# Raw data
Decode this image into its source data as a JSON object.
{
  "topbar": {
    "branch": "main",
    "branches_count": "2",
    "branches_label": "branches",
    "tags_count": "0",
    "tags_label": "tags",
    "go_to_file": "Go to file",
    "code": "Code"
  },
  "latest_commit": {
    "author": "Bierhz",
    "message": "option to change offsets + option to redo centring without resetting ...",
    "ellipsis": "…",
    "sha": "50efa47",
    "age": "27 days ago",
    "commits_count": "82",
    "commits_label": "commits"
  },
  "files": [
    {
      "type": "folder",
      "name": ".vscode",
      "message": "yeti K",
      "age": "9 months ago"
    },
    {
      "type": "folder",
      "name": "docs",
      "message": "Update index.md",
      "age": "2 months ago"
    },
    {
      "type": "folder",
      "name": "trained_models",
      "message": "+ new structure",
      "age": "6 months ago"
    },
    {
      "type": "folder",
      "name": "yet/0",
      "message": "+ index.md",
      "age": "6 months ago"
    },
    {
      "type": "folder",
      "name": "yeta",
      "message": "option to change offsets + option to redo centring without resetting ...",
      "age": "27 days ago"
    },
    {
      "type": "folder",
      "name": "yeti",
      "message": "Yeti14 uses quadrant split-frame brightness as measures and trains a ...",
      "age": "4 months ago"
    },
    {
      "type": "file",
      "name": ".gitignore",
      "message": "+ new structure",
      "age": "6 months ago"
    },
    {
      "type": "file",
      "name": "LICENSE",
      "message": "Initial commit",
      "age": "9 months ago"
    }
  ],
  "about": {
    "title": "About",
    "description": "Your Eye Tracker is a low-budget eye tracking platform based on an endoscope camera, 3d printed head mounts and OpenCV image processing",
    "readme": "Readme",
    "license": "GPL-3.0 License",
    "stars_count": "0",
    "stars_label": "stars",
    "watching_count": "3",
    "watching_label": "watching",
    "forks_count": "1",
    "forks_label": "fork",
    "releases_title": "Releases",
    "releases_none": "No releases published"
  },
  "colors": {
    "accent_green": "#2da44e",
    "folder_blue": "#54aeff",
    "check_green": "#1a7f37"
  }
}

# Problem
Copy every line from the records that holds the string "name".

# Answer to the problem
      "name": ".vscode",
      "name": "docs",
      "name": "trained_models",
      "name": "yet/0",
      "name": "yeta",
      "name": "yeti",
      "name": ".gitignore",
      "name": "LICENSE",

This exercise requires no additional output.